:: Task to complete ::
When you retype the data, keep every word exactly and include none of the pictures.

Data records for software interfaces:
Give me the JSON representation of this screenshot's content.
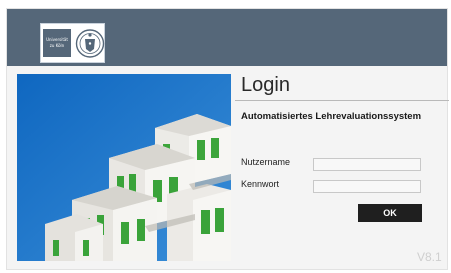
{
  "header": {
    "logo": {
      "wordmark_line1": "Universität",
      "wordmark_line2": "zu Köln"
    }
  },
  "login": {
    "title": "Login",
    "subtitle": "Automatisiertes Lehrevaluationssystem",
    "username_label": "Nutzername",
    "username_value": "",
    "password_label": "Kennwort",
    "password_value": "",
    "ok_label": "OK"
  },
  "version": "V8.1",
  "colors": {
    "header_bg": "#556779",
    "button_bg": "#1f1f1f",
    "sky": "#1f74c6",
    "building_wall": "#f0eeeb",
    "window_green": "#39a33a"
  }
}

:: Written answer ::
Give me the JSON representation of this screenshot's content.
{
  "header": {
    "logo": {
      "wordmark_line1": "Universität",
      "wordmark_line2": "zu Köln"
    }
  },
  "login": {
    "title": "Login",
    "subtitle": "Automatisiertes Lehrevaluationssystem",
    "username_label": "Nutzername",
    "username_value": "",
    "password_label": "Kennwort",
    "password_value": "",
    "ok_label": "OK"
  },
  "version": "V8.1",
  "colors": {
    "header_bg": "#556779",
    "button_bg": "#1f1f1f",
    "sky": "#1f74c6",
    "building_wall": "#f0eeeb",
    "window_green": "#39a33a"
  }
}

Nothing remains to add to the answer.